Please repeat the data in full, character for character.

____ RAW DATA

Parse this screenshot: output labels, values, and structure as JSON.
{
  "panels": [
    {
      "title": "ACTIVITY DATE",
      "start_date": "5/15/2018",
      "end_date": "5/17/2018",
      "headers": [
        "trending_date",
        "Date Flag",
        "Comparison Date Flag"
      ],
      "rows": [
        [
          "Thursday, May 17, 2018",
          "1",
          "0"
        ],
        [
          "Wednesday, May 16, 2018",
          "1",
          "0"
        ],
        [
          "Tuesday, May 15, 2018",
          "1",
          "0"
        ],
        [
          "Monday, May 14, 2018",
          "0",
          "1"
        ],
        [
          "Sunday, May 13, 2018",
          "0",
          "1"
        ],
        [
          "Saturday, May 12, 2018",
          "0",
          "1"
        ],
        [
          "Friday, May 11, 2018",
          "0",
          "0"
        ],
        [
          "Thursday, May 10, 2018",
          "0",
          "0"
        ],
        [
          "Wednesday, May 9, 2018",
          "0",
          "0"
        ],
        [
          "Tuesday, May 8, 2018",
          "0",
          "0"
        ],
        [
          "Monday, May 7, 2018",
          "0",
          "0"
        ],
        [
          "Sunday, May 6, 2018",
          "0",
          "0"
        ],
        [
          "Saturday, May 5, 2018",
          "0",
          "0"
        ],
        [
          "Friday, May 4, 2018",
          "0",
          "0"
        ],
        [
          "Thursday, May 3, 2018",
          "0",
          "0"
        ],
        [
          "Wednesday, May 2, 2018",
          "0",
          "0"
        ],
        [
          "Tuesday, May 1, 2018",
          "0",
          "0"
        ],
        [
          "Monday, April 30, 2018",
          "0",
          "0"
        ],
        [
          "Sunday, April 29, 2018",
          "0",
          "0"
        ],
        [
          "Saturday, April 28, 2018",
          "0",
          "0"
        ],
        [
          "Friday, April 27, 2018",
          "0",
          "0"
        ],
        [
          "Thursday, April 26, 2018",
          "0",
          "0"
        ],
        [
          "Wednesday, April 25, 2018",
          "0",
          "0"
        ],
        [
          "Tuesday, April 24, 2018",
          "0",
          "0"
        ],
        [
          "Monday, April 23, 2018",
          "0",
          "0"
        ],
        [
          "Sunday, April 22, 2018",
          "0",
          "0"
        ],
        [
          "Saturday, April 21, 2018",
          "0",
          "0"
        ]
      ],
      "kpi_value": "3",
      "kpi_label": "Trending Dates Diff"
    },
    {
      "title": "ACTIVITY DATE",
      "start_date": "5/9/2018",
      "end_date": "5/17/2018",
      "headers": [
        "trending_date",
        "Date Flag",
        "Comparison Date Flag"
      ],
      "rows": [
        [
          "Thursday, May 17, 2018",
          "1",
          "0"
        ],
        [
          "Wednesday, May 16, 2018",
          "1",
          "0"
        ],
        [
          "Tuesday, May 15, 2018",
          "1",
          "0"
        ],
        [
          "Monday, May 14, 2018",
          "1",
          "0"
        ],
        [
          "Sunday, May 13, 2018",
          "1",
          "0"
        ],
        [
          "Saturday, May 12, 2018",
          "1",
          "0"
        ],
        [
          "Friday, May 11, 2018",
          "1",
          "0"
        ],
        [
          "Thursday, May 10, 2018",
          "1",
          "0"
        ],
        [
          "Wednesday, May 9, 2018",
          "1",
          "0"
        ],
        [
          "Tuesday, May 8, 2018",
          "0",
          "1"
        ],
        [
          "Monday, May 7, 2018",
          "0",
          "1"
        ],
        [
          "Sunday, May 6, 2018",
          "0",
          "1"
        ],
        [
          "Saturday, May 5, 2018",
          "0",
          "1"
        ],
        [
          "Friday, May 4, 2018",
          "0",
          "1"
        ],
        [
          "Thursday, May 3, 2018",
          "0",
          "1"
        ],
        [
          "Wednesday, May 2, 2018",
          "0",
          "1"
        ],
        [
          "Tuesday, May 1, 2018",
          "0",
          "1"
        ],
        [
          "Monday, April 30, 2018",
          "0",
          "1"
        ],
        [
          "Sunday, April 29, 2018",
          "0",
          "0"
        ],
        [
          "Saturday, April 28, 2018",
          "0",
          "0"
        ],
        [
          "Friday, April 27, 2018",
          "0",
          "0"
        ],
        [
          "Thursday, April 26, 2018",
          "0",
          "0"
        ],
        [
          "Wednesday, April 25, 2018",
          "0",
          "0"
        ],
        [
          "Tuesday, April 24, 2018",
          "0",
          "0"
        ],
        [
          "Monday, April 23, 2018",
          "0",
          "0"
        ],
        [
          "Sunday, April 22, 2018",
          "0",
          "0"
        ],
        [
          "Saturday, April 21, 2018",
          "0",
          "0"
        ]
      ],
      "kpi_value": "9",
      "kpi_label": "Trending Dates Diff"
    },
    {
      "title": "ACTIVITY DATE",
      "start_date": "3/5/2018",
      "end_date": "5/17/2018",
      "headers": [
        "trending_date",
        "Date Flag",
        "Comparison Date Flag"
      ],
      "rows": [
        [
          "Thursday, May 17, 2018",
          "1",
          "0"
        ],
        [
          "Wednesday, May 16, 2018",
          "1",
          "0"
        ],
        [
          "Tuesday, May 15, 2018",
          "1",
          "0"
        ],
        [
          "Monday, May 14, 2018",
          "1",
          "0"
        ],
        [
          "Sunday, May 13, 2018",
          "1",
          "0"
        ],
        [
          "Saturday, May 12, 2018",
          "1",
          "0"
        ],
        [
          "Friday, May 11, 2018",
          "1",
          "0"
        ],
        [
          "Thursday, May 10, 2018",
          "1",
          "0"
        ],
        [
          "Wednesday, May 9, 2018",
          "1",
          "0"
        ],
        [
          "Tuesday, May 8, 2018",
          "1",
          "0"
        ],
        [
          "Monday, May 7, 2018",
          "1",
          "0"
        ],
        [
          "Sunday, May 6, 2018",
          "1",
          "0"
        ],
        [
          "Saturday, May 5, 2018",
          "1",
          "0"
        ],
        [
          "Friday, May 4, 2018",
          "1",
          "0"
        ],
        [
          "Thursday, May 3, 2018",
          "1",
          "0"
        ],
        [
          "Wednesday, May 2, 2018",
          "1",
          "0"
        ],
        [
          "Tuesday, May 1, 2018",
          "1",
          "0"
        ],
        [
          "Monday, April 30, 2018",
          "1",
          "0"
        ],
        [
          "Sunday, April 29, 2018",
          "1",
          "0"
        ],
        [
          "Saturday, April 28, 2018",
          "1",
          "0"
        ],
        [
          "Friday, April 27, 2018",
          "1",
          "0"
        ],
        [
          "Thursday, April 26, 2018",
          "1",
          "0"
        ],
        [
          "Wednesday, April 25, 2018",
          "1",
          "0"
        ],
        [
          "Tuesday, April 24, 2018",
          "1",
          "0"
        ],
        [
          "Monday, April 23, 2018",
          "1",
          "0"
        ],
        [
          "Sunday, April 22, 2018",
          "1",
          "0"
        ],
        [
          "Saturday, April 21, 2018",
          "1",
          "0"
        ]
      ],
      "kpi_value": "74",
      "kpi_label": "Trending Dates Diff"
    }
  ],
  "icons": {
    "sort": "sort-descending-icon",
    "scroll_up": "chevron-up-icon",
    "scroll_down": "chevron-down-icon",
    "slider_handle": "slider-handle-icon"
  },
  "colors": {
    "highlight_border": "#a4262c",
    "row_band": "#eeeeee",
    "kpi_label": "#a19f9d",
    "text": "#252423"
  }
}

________

> TASK RESPONSE:
Parse this screenshot: output labels, values, and structure as JSON.
{
  "panels": [
    {
      "title": "ACTIVITY DATE",
      "start_date": "5/15/2018",
      "end_date": "5/17/2018",
      "headers": [
        "trending_date",
        "Date Flag",
        "Comparison Date Flag"
      ],
      "rows": [
        [
          "Thursday, May 17, 2018",
          "1",
          "0"
        ],
        [
          "Wednesday, May 16, 2018",
          "1",
          "0"
        ],
        [
          "Tuesday, May 15, 2018",
          "1",
          "0"
        ],
        [
          "Monday, May 14, 2018",
          "0",
          "1"
        ],
        [
          "Sunday, May 13, 2018",
          "0",
          "1"
        ],
        [
          "Saturday, May 12, 2018",
          "0",
          "1"
        ],
        [
          "Friday, May 11, 2018",
          "0",
          "0"
        ],
        [
          "Thursday, May 10, 2018",
          "0",
          "0"
        ],
        [
          "Wednesday, May 9, 2018",
          "0",
          "0"
        ],
        [
          "Tuesday, May 8, 2018",
          "0",
          "0"
        ],
        [
          "Monday, May 7, 2018",
          "0",
          "0"
        ],
        [
          "Sunday, May 6, 2018",
          "0",
          "0"
        ],
        [
          "Saturday, May 5, 2018",
          "0",
          "0"
        ],
        [
          "Friday, May 4, 2018",
          "0",
          "0"
        ],
        [
          "Thursday, May 3, 2018",
          "0",
          "0"
        ],
        [
          "Wednesday, May 2, 2018",
          "0",
          "0"
        ],
        [
          "Tuesday, May 1, 2018",
          "0",
          "0"
        ],
        [
          "Monday, April 30, 2018",
          "0",
          "0"
        ],
        [
          "Sunday, April 29, 2018",
          "0",
          "0"
        ],
        [
          "Saturday, April 28, 2018",
          "0",
          "0"
        ],
        [
          "Friday, April 27, 2018",
          "0",
          "0"
        ],
        [
          "Thursday, April 26, 2018",
          "0",
          "0"
        ],
        [
          "Wednesday, April 25, 2018",
          "0",
          "0"
        ],
        [
          "Tuesday, April 24, 2018",
          "0",
          "0"
        ],
        [
          "Monday, April 23, 2018",
          "0",
          "0"
        ],
        [
          "Sunday, April 22, 2018",
          "0",
          "0"
        ],
        [
          "Saturday, April 21, 2018",
          "0",
          "0"
        ]
      ],
      "kpi_value": "3",
      "kpi_label": "Trending Dates Diff"
    },
    {
      "title": "ACTIVITY DATE",
      "start_date": "5/9/2018",
      "end_date": "5/17/2018",
      "headers": [
        "trending_date",
        "Date Flag",
        "Comparison Date Flag"
      ],
      "rows": [
        [
          "Thursday, May 17, 2018",
          "1",
          "0"
        ],
        [
          "Wednesday, May 16, 2018",
          "1",
          "0"
        ],
        [
          "Tuesday, May 15, 2018",
          "1",
          "0"
        ],
        [
          "Monday, May 14, 2018",
          "1",
          "0"
        ],
        [
          "Sunday, May 13, 2018",
          "1",
          "0"
        ],
        [
          "Saturday, May 12, 2018",
          "1",
          "0"
        ],
        [
          "Friday, May 11, 2018",
          "1",
          "0"
        ],
        [
          "Thursday, May 10, 2018",
          "1",
          "0"
        ],
        [
          "Wednesday, May 9, 2018",
          "1",
          "0"
        ],
        [
          "Tuesday, May 8, 2018",
          "0",
          "1"
        ],
        [
          "Monday, May 7, 2018",
          "0",
          "1"
        ],
        [
          "Sunday, May 6, 2018",
          "0",
          "1"
        ],
        [
          "Saturday, May 5, 2018",
          "0",
          "1"
        ],
        [
          "Friday, May 4, 2018",
          "0",
          "1"
        ],
        [
          "Thursday, May 3, 2018",
          "0",
          "1"
        ],
        [
          "Wednesday, May 2, 2018",
          "0",
          "1"
        ],
        [
          "Tuesday, May 1, 2018",
          "0",
          "1"
        ],
        [
          "Monday, April 30, 2018",
          "0",
          "1"
        ],
        [
          "Sunday, April 29, 2018",
          "0",
          "0"
        ],
        [
          "Saturday, April 28, 2018",
          "0",
          "0"
        ],
        [
          "Friday, April 27, 2018",
          "0",
          "0"
        ],
        [
          "Thursday, April 26, 2018",
          "0",
          "0"
        ],
        [
          "Wednesday, April 25, 2018",
          "0",
          "0"
        ],
        [
          "Tuesday, April 24, 2018",
          "0",
          "0"
        ],
        [
          "Monday, April 23, 2018",
          "0",
          "0"
        ],
        [
          "Sunday, April 22, 2018",
          "0",
          "0"
        ],
        [
          "Saturday, April 21, 2018",
          "0",
          "0"
        ]
      ],
      "kpi_value": "9",
      "kpi_label": "Trending Dates Diff"
    },
    {
      "title": "ACTIVITY DATE",
      "start_date": "3/5/2018",
      "end_date": "5/17/2018",
      "headers": [
        "trending_date",
        "Date Flag",
        "Comparison Date Flag"
      ],
      "rows": [
        [
          "Thursday, May 17, 2018",
          "1",
          "0"
        ],
        [
          "Wednesday, May 16, 2018",
          "1",
          "0"
        ],
        [
          "Tuesday, May 15, 2018",
          "1",
          "0"
        ],
        [
          "Monday, May 14, 2018",
          "1",
          "0"
        ],
        [
          "Sunday, May 13, 2018",
          "1",
          "0"
        ],
        [
          "Saturday, May 12, 2018",
          "1",
          "0"
        ],
        [
          "Friday, May 11, 2018",
          "1",
          "0"
        ],
        [
          "Thursday, May 10, 2018",
          "1",
          "0"
        ],
        [
          "Wednesday, May 9, 2018",
          "1",
          "0"
        ],
        [
          "Tuesday, May 8, 2018",
          "1",
          "0"
        ],
        [
          "Monday, May 7, 2018",
          "1",
          "0"
        ],
        [
          "Sunday, May 6, 2018",
          "1",
          "0"
        ],
        [
          "Saturday, May 5, 2018",
          "1",
          "0"
        ],
        [
          "Friday, May 4, 2018",
          "1",
          "0"
        ],
        [
          "Thursday, May 3, 2018",
          "1",
          "0"
        ],
        [
          "Wednesday, May 2, 2018",
          "1",
          "0"
        ],
        [
          "Tuesday, May 1, 2018",
          "1",
          "0"
        ],
        [
          "Monday, April 30, 2018",
          "1",
          "0"
        ],
        [
          "Sunday, April 29, 2018",
          "1",
          "0"
        ],
        [
          "Saturday, April 28, 2018",
          "1",
          "0"
        ],
        [
          "Friday, April 27, 2018",
          "1",
          "0"
        ],
        [
          "Thursday, April 26, 2018",
          "1",
          "0"
        ],
        [
          "Wednesday, April 25, 2018",
          "1",
          "0"
        ],
        [
          "Tuesday, April 24, 2018",
          "1",
          "0"
        ],
        [
          "Monday, April 23, 2018",
          "1",
          "0"
        ],
        [
          "Sunday, April 22, 2018",
          "1",
          "0"
        ],
        [
          "Saturday, April 21, 2018",
          "1",
          "0"
        ]
      ],
      "kpi_value": "74",
      "kpi_label": "Trending Dates Diff"
    }
  ],
  "icons": {
    "sort": "sort-descending-icon",
    "scroll_up": "chevron-up-icon",
    "scroll_down": "chevron-down-icon",
    "slider_handle": "slider-handle-icon"
  },
  "colors": {
    "highlight_border": "#a4262c",
    "row_band": "#eeeeee",
    "kpi_label": "#a19f9d",
    "text": "#252423"
  }
}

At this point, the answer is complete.